Entries provided below:

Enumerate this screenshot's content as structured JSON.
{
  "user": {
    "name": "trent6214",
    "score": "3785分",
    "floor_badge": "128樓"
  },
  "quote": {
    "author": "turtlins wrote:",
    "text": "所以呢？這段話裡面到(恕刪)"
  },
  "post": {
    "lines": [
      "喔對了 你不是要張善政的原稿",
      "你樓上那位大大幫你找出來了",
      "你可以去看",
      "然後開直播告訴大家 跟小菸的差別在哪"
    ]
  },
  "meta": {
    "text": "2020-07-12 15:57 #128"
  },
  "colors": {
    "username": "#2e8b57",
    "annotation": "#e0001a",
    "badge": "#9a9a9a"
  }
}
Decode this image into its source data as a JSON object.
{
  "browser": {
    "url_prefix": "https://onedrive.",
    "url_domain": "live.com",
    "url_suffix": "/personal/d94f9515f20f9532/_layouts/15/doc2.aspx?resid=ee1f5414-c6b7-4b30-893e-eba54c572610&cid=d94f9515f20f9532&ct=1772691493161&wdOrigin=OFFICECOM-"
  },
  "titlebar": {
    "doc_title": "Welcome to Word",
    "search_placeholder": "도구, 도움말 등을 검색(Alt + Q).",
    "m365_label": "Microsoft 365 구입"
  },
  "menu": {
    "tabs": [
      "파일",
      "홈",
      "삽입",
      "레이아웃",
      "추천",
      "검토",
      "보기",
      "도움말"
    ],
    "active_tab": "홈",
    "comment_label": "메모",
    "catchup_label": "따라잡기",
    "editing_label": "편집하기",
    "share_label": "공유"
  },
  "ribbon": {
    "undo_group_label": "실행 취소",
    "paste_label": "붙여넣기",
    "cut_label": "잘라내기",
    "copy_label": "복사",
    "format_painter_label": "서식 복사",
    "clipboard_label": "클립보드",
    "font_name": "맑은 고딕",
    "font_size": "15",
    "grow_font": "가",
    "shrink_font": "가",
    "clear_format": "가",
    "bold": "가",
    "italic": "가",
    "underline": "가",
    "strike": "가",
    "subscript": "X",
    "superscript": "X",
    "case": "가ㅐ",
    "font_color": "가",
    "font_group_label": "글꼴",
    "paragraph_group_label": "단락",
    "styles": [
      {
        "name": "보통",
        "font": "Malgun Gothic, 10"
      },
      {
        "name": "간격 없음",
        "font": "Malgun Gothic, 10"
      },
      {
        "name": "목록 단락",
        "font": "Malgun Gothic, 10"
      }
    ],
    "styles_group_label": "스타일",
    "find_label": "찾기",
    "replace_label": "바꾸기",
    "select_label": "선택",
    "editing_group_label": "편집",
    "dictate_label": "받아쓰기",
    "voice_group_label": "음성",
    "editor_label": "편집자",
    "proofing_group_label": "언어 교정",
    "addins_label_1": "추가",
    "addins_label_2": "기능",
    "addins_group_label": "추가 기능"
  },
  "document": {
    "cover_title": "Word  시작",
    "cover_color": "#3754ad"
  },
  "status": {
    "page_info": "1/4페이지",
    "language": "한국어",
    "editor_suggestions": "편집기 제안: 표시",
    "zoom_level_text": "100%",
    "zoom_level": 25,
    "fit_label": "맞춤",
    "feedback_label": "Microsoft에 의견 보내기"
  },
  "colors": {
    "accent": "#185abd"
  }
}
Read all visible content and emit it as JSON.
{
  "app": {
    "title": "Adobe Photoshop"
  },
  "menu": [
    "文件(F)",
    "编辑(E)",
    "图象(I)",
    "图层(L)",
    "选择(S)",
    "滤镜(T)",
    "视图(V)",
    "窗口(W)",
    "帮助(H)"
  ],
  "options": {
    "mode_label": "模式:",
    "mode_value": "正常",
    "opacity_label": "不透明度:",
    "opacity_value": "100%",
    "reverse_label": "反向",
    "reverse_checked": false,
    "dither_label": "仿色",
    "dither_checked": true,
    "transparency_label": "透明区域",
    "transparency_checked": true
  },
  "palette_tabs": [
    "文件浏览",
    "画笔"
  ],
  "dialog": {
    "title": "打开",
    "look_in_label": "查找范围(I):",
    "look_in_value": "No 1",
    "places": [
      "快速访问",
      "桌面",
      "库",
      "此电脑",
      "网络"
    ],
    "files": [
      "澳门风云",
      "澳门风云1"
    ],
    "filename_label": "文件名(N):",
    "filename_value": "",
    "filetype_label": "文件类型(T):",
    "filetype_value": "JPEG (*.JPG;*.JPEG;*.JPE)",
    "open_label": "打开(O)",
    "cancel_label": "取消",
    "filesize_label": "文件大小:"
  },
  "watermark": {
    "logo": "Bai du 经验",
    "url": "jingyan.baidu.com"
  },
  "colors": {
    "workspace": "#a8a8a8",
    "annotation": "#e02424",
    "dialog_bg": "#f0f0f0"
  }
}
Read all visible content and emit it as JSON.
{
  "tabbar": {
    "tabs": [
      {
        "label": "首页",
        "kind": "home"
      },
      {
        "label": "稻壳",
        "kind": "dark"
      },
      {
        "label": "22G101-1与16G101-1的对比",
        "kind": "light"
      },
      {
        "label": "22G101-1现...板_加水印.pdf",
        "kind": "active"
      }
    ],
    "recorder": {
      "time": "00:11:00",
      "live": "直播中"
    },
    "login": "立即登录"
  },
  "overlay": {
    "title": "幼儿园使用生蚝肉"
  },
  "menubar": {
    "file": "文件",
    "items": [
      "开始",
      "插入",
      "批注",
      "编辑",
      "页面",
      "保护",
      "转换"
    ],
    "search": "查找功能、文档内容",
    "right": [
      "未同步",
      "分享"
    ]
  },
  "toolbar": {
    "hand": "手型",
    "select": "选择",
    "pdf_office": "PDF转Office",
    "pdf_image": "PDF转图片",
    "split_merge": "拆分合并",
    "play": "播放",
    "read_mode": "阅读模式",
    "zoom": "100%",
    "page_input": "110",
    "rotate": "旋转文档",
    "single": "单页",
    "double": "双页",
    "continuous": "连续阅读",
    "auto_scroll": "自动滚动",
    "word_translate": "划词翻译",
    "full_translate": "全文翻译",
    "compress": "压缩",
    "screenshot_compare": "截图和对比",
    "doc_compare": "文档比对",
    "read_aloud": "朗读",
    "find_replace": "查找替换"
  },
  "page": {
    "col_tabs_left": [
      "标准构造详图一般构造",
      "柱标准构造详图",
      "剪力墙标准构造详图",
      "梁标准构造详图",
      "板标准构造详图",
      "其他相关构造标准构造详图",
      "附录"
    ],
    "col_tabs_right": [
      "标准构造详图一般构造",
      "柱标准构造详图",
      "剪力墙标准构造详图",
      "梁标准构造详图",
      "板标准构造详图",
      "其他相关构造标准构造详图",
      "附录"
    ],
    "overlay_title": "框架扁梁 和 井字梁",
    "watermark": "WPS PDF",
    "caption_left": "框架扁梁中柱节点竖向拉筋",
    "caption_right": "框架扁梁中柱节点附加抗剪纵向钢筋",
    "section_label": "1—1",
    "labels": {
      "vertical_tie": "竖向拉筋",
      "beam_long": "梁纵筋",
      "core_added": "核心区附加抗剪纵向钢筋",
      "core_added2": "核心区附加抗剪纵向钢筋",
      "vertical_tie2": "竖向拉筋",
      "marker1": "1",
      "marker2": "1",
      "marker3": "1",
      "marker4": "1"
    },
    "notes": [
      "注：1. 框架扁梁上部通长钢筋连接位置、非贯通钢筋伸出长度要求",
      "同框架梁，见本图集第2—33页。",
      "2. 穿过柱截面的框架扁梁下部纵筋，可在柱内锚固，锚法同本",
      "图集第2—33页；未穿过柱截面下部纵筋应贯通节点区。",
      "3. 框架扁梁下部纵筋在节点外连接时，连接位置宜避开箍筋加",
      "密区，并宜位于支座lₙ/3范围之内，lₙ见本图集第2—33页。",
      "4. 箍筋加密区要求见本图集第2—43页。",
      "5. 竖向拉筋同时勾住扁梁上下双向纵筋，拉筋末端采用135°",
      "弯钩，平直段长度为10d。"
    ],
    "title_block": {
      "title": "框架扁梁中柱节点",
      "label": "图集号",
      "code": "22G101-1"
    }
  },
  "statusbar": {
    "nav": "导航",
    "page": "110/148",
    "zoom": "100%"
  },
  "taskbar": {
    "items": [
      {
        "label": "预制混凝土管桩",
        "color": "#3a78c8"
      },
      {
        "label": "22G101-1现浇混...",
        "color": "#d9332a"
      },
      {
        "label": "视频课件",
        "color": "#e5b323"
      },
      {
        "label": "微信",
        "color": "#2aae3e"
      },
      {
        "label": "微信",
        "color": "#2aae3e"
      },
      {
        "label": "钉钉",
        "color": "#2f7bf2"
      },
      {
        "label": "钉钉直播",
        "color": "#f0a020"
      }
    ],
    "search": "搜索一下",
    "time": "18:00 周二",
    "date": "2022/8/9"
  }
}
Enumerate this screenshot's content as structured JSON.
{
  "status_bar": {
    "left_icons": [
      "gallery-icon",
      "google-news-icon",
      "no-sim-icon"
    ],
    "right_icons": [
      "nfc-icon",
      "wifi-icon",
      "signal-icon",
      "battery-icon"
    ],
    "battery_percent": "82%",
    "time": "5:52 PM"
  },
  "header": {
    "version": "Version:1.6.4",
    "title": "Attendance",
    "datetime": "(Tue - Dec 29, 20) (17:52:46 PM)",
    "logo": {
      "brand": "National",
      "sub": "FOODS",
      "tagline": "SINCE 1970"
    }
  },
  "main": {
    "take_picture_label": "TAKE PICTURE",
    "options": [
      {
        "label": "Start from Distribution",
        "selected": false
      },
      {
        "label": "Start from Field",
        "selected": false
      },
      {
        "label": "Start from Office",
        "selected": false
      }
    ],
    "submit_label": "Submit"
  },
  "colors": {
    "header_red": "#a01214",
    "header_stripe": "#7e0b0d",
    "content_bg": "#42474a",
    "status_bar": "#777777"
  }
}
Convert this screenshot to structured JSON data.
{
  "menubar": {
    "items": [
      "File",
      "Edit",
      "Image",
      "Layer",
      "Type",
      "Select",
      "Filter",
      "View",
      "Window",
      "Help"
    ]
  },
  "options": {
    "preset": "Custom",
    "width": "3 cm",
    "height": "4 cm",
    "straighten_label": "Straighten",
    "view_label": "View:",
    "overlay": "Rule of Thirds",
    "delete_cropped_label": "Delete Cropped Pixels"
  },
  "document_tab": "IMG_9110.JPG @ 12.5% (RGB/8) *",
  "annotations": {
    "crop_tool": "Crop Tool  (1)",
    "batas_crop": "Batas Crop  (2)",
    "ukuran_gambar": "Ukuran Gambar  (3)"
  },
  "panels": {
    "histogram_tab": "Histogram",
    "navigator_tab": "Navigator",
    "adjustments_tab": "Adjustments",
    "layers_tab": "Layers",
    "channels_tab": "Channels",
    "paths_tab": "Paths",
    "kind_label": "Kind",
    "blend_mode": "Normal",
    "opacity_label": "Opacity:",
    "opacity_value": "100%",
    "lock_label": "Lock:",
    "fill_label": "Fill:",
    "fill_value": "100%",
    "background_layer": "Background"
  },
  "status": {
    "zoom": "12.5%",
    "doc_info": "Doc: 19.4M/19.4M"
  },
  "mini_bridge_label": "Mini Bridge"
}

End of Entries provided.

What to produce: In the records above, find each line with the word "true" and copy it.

Response to the exercise:
    "dither_checked": true,
    "transparency_checked": true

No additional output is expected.